15. The process of claim 14 wherein the temperature is about 55.degree. C, the alcohol content of the system is about 45 percent by weight, the water content of the system is about 35 percent by weight and the salt content of the system is about 20 percent by weight.

Referenced Cited
U.S. Patent Documents
3965169 June 22, 1976 Stahlweber
4014929 March 29, 1977 Stahlheber
4014930 March 29, 1977 Feiler et al.
Patent History
Patent number: 4137260
Type: Grant
Filed: Feb 3, 1977
Date of Patent: Jan 30, 1979
Assignee: Ethyl Corporation (Richmond, VA)
Inventor: Thomas J. Walter (Baton Rouge, LA)
Primary Examiner: Paul J. Killos

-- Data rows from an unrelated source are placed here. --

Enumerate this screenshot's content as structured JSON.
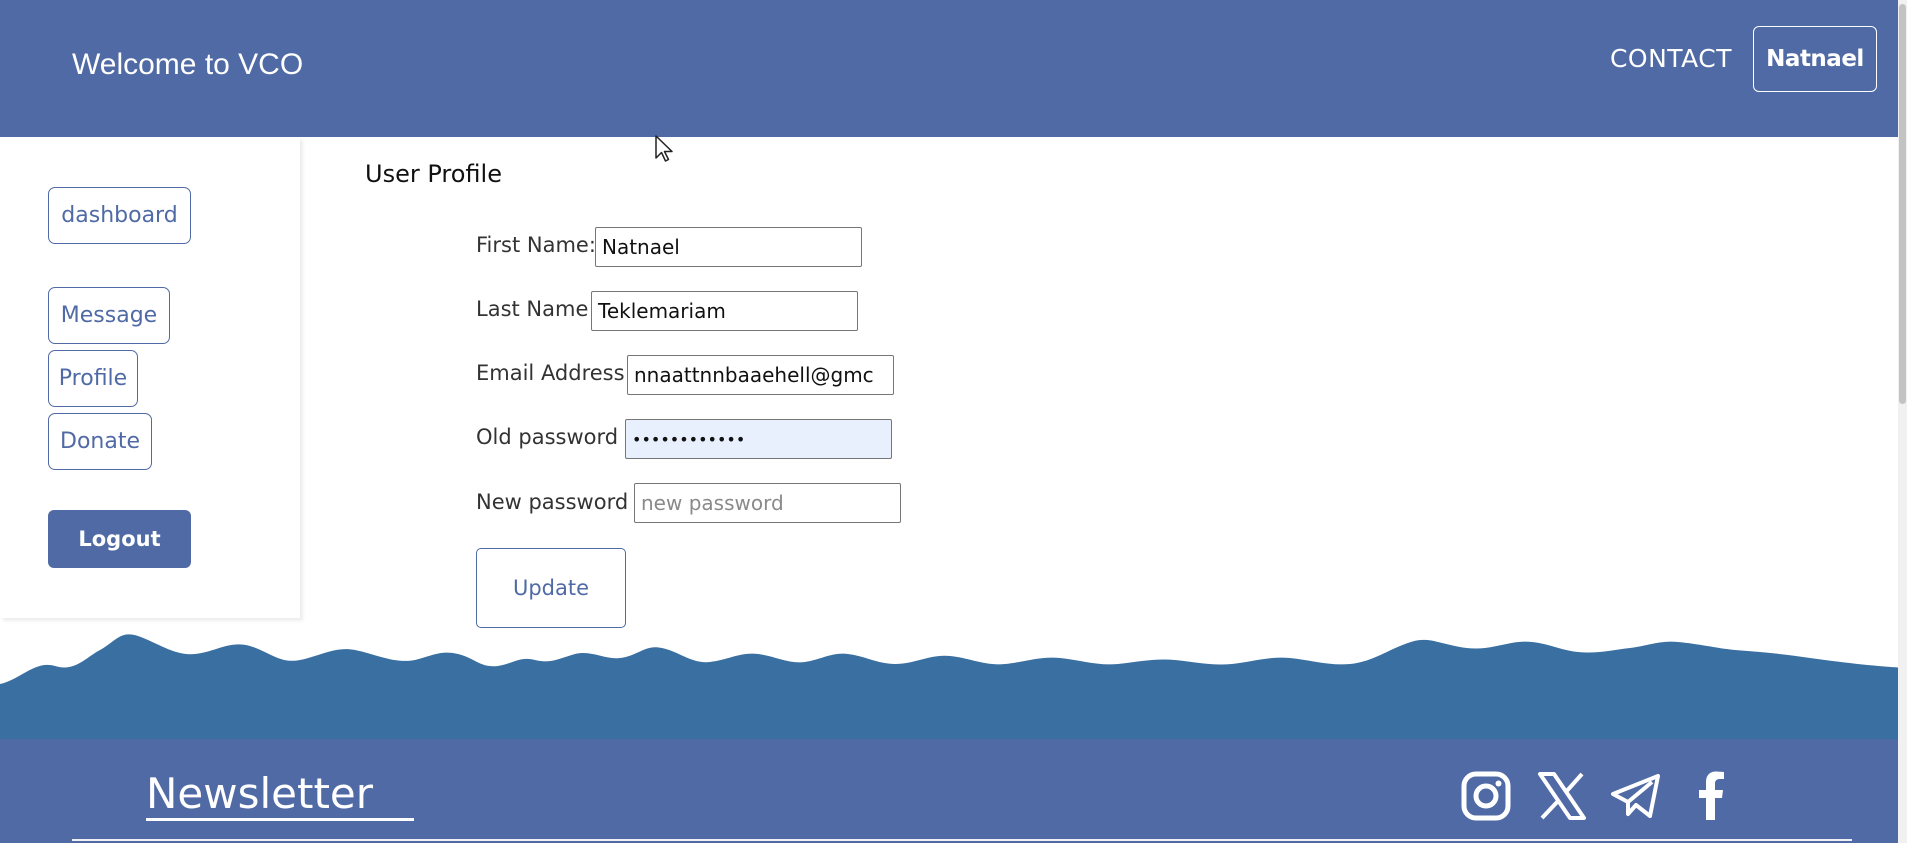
{
  "header": {
    "title": "Welcome to VCO",
    "contact_label": "CONTACT",
    "user_label": "Natnael"
  },
  "sidebar": {
    "items": [
      {
        "label": "dashboard"
      },
      {
        "label": "Message"
      },
      {
        "label": "Profile"
      },
      {
        "label": "Donate"
      }
    ],
    "logout_label": "Logout"
  },
  "profile": {
    "title": "User Profile",
    "fields": [
      {
        "label": "First Name:",
        "value": "Natnael",
        "placeholder": ""
      },
      {
        "label": "Last Name",
        "value": "Teklemariam",
        "placeholder": ""
      },
      {
        "label": "Email Address",
        "value": "nnaattnnbaaehell@gmc",
        "placeholder": ""
      },
      {
        "label": "Old password",
        "value": "••••••••••••",
        "placeholder": ""
      },
      {
        "label": "New password",
        "value": "",
        "placeholder": "new password"
      }
    ],
    "update_label": "Update"
  },
  "footer": {
    "newsletter_title": "Newsletter",
    "social_icons": [
      "instagram-icon",
      "x-icon",
      "telegram-icon",
      "facebook-icon"
    ]
  },
  "colors": {
    "brand": "#506aa5",
    "wave": "#3a6fa1",
    "autofill": "#e8f0fe"
  }
}
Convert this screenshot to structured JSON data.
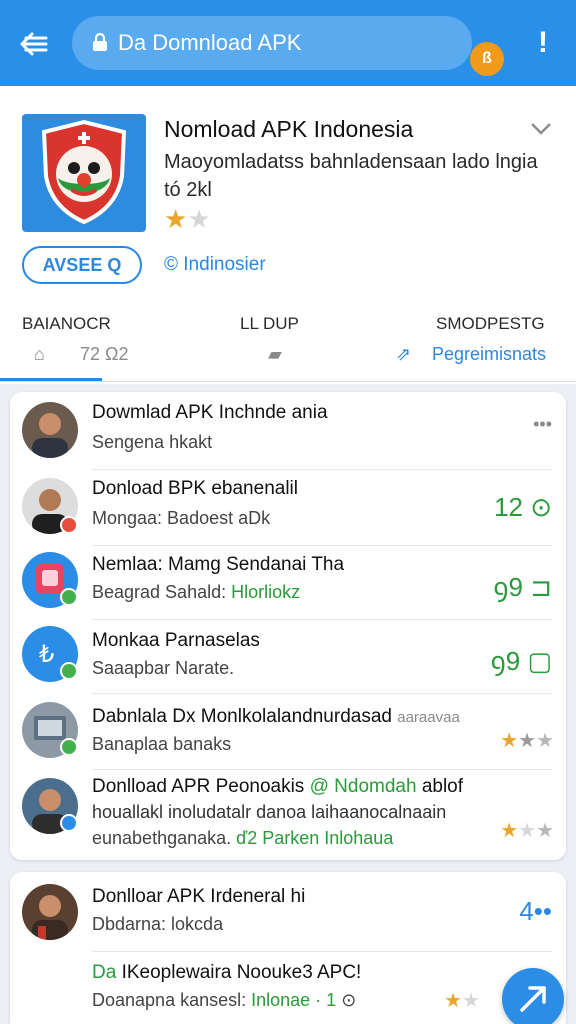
{
  "topbar": {
    "search_text": "Da Domnload APK",
    "badge_text": "ß",
    "menu_glyph": "!"
  },
  "app": {
    "title": "Nomload APK Indonesia",
    "description": "Maoyomladatss bahnladensaan lado lngia tó 2kl",
    "rating": 1,
    "rating_max": 2,
    "install_label": "AVSEE Q",
    "developer": "© Indinosier"
  },
  "tabs": {
    "labels": [
      "BAIANOCR",
      "LL DUP",
      "SMODPESTG"
    ],
    "icon_row_mid": "72 Ω2",
    "active_label": "Pegreimisnats"
  },
  "list": [
    {
      "title": "Dowmlad APK Inchnde ania",
      "subtitle": "Sengena hkakt",
      "meta": "•••"
    },
    {
      "title": "Donload BPK ebanenalil",
      "subtitle": "Mongaa: Badoest aDk",
      "meta": "12 ⊙"
    },
    {
      "title": "Nemlaa: Mamg Sendanai Tha",
      "subtitle": "Beagrad Sahald:",
      "subtitle_green": "Hlorliokz",
      "meta": "ꝯ9 ⊐"
    },
    {
      "title": "Monkaa Parnaselas",
      "subtitle": "Saaapbar Narate.",
      "meta": "ꝯ9 ▢"
    },
    {
      "title": "Dabnlala Dx Monlkolalandnurdasad",
      "title_gray": "aaraavaa",
      "subtitle": "Banaplaa banaks",
      "stars": 1
    },
    {
      "title": "Donlload APR Peonoakis",
      "title_green": "@ Ndomdah",
      "title_end": "ablof",
      "line2": "houallakl inoludatalr danoa laihaanocalnaain",
      "subtitle": "eunabethganaka.",
      "subtitle_green": "ď2 Parken Inlohaua",
      "stars": 1
    }
  ],
  "list2": [
    {
      "title": "Donlloar APK Irdeneral hi",
      "subtitle": "Dbdarna: lokcda",
      "meta": "4••"
    },
    {
      "title_green": "Da",
      "title": "IKeoplewaira Noouke3 APC!",
      "subtitle": "Doanapna kansesl:",
      "subtitle_green": "Inlonae · 1",
      "subtitle_end": "⊙",
      "stars": 1
    }
  ]
}
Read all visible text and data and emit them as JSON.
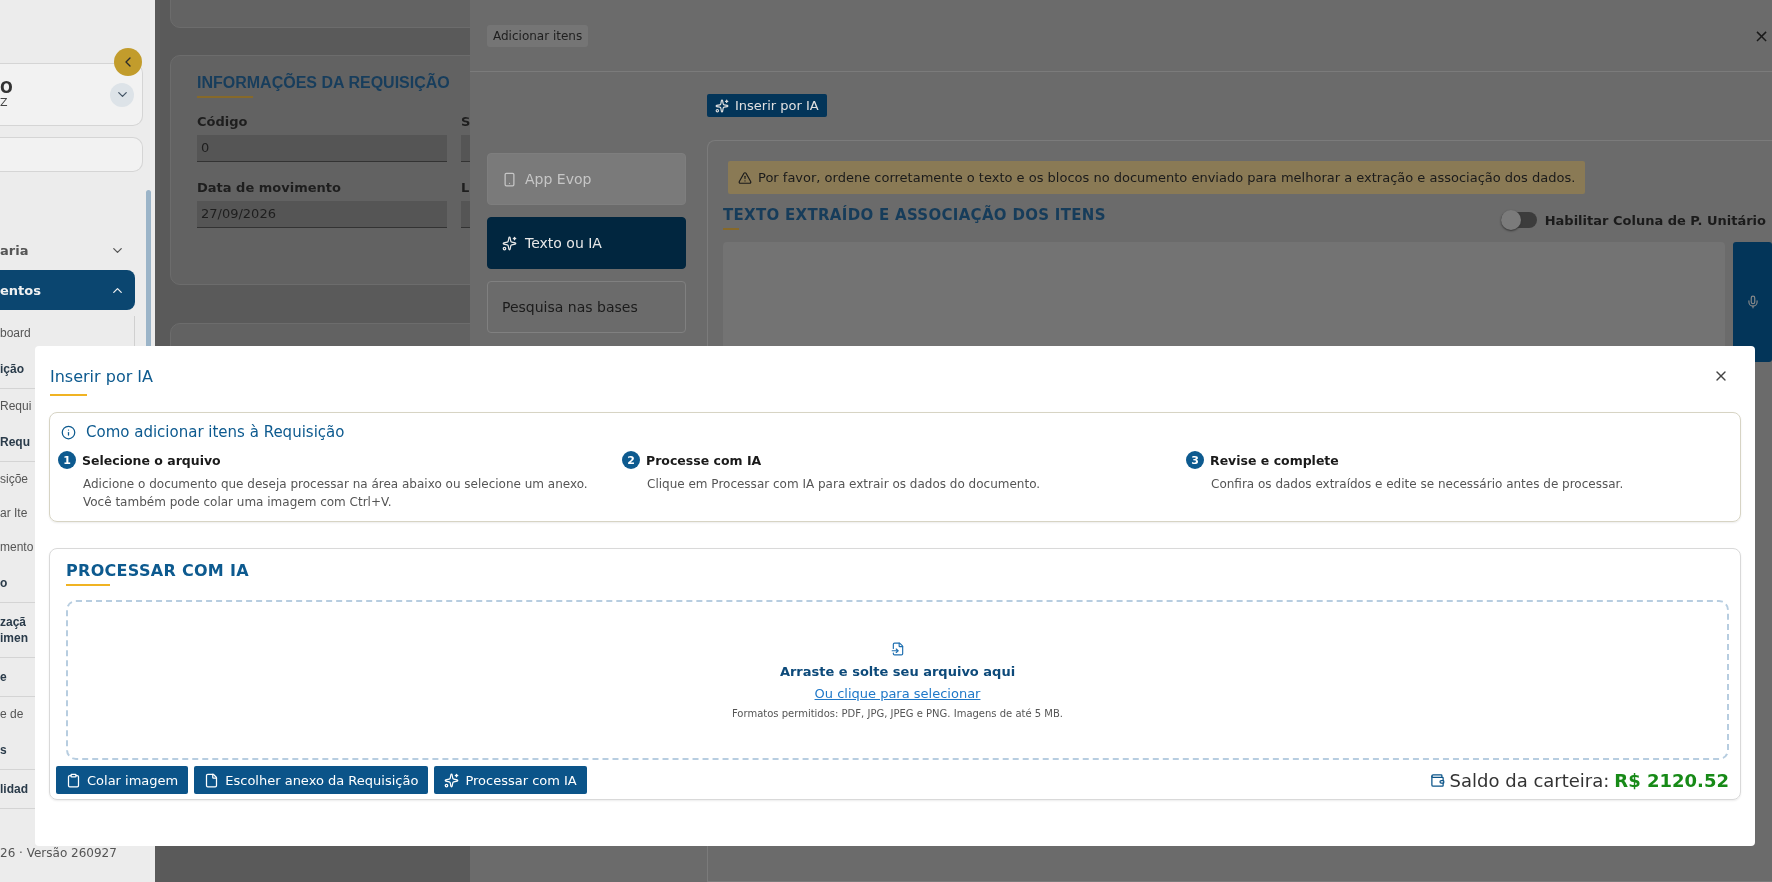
{
  "sidebar": {
    "user": {
      "name": "O",
      "subtitle": "Z"
    },
    "items": [
      {
        "label": "aria",
        "kind": "group",
        "expanded": false
      },
      {
        "label": "entos",
        "kind": "group",
        "expanded": true,
        "children": [
          {
            "label": "board",
            "kind": "link"
          },
          {
            "label": "ição",
            "kind": "section"
          },
          {
            "label": "Requi",
            "kind": "link"
          },
          {
            "label": "Requ",
            "kind": "section"
          },
          {
            "label": "siçõe",
            "kind": "link"
          },
          {
            "label": "ar Ite",
            "kind": "link"
          },
          {
            "label": "mento",
            "kind": "link"
          }
        ]
      },
      {
        "label": "o",
        "kind": "section"
      },
      {
        "label": "zaçã\nimen",
        "kind": "section"
      },
      {
        "label": "e",
        "kind": "section"
      },
      {
        "label": "e de",
        "kind": "link"
      },
      {
        "label": "s",
        "kind": "section"
      },
      {
        "label": "lidad",
        "kind": "section"
      }
    ],
    "footer": "26 · Versão 260927"
  },
  "form": {
    "title": "INFORMAÇÕES DA REQUISIÇÃO",
    "fields": [
      {
        "label": "Código",
        "value": "0"
      },
      {
        "label": "S"
      },
      {
        "label": "Data de movimento",
        "value": "27/09/2026"
      },
      {
        "label": "L"
      }
    ]
  },
  "drawer": {
    "title": "Adicionar itens",
    "close": "×",
    "tabs": [
      {
        "label": "App Evop",
        "selected": false,
        "disabled": true
      },
      {
        "label": "Texto ou IA",
        "selected": true,
        "disabled": false
      },
      {
        "label": "Pesquisa nas bases",
        "selected": false,
        "disabled": false
      }
    ],
    "ai_button": "Inserir por IA",
    "warning": "Por favor, ordene corretamente o texto e os blocos no documento enviado para melhorar a extração e associação dos dados.",
    "heading": "TEXTO EXTRAÍDO E ASSOCIAÇÃO DOS ITENS",
    "toggle": {
      "label": "Habilitar Coluna de P. Unitário",
      "on": false
    }
  },
  "modal": {
    "title": "Inserir por IA",
    "info": {
      "title": "Como adicionar itens à Requisição",
      "steps": [
        {
          "number": "1",
          "title": "Selecione o arquivo",
          "text": "Adicione o documento que deseja processar na área abaixo ou selecione um anexo. Você também pode colar uma imagem com Ctrl+V."
        },
        {
          "number": "2",
          "title": "Processe com IA",
          "text": "Clique em Processar com IA para extrair os dados do documento."
        },
        {
          "number": "3",
          "title": "Revise e complete",
          "text": "Confira os dados extraídos e edite se necessário antes de processar."
        }
      ]
    },
    "process": {
      "title": "PROCESSAR COM IA",
      "dropzone": {
        "title": "Arraste e solte seu arquivo aqui",
        "link": "Ou clique para selecionar",
        "hint": "Formatos permitidos: PDF, JPG, JPEG e PNG. Imagens de até 5 MB."
      },
      "buttons": [
        "Colar imagem",
        "Escolher anexo da Requisição",
        "Processar com IA"
      ],
      "wallet": {
        "label": "Saldo da carteira:",
        "amount": "R$ 2120.52"
      }
    }
  }
}
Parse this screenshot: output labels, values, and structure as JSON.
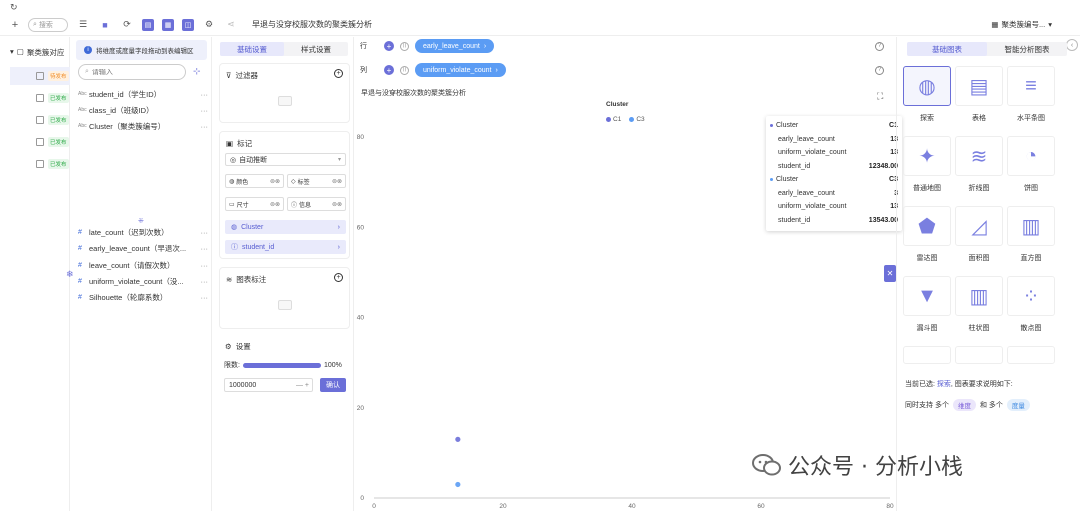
{
  "window": {
    "refresh_icon": "refresh-icon"
  },
  "toolbar": {
    "search_placeholder": "搜索",
    "title": "早退与没穿校服次数的聚类簇分析",
    "dataset_label": "聚类簇编号..."
  },
  "tree": {
    "root_label": "聚类簇对应",
    "items": [
      {
        "status": "待发布",
        "color": "#f08a24"
      },
      {
        "status": "已发布",
        "color": "#2aa845"
      },
      {
        "status": "已发布",
        "color": "#2aa845"
      },
      {
        "status": "已发布",
        "color": "#2aa845"
      },
      {
        "status": "已发布",
        "color": "#2aa845"
      }
    ]
  },
  "fields": {
    "hint": "将维度或度量字段拖动到表编辑区",
    "search_placeholder": "请输入",
    "dimensions": [
      {
        "type": "Abc",
        "name": "student_id（学生ID）"
      },
      {
        "type": "Abc",
        "name": "class_id（班级ID）"
      },
      {
        "type": "Abc",
        "name": "Cluster（聚类簇编号）"
      }
    ],
    "measures": [
      {
        "type": "#",
        "name": "late_count（迟到次数）"
      },
      {
        "type": "#",
        "name": "early_leave_count（早退次..."
      },
      {
        "type": "#",
        "name": "leave_count（请假次数）"
      },
      {
        "type": "#",
        "name": "uniform_violate_count（没..."
      },
      {
        "type": "#",
        "name": "Silhouette（轮廓系数）"
      }
    ]
  },
  "settings": {
    "tab_basic": "基础设置",
    "tab_style": "样式设置",
    "filter_title": "过滤器",
    "mark_title": "标记",
    "mark_select": "自动推断",
    "mark_buttons": [
      "颜色",
      "标签",
      "尺寸",
      "信息"
    ],
    "mark_fields": [
      "Cluster",
      "student_id"
    ],
    "annotation_title": "图表标注",
    "config_title": "设置",
    "limit_label": "限数:",
    "limit_value": "100%",
    "limit_fraction": 1.0,
    "limit_input": "1000000",
    "confirm": "确认"
  },
  "shelves": {
    "row_label": "行",
    "row_field": "early_leave_count",
    "col_label": "列",
    "col_field": "uniform_violate_count"
  },
  "chart_data": {
    "type": "scatter",
    "title": "早退与没穿校服次数的聚类簇分析",
    "legend_title": "Cluster",
    "legend_position": "top-center",
    "series": [
      {
        "name": "C1",
        "color": "#6b6fd8"
      },
      {
        "name": "C3",
        "color": "#5b9cf4"
      }
    ],
    "xlim": [
      0,
      80
    ],
    "ylim": [
      0,
      80
    ],
    "x_ticks": [
      0,
      20,
      40,
      60,
      80
    ],
    "y_ticks": [
      0,
      20,
      40,
      60,
      80
    ],
    "grid": false,
    "points": [
      {
        "series": "C1",
        "x": 13,
        "y": 13
      },
      {
        "series": "C3",
        "x": 13,
        "y": 3
      }
    ]
  },
  "tooltip": {
    "groups": [
      {
        "head_k": "Cluster",
        "head_v": "C1",
        "color": "#6b6fd8",
        "rows": [
          [
            "early_leave_count",
            "13"
          ],
          [
            "uniform_violate_count",
            "13"
          ],
          [
            "student_id",
            "12348.00"
          ]
        ]
      },
      {
        "head_k": "Cluster",
        "head_v": "C3",
        "color": "#5b9cf4",
        "rows": [
          [
            "early_leave_count",
            "3"
          ],
          [
            "uniform_violate_count",
            "13"
          ],
          [
            "student_id",
            "13543.00"
          ]
        ]
      }
    ]
  },
  "chart_types": {
    "tab_basic": "基础图表",
    "tab_smart": "智能分析图表",
    "items": [
      "探索",
      "表格",
      "水平条图",
      "普通地图",
      "折线图",
      "饼图",
      "雷达图",
      "面积图",
      "直方图",
      "漏斗图",
      "柱状图",
      "散点图"
    ],
    "current_label": "当前已选:",
    "current_value": "探索",
    "current_suffix": ", 图表要求说明如下:",
    "support_prefix": "同时支持 多个",
    "dim_tag": "维度",
    "and_text": "和 多个",
    "mea_tag": "度量"
  },
  "watermark": {
    "text": "公众号 · 分析小栈"
  }
}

Attorneys: Donald L. Johnson, John F. Sieberth, Paul H. Leonard
Application Number: 5/765,214
Classifications
Current U.S. Class: Purification Or Recovery Per Se (562/580); 260/50117
International Classification: C07C 5923;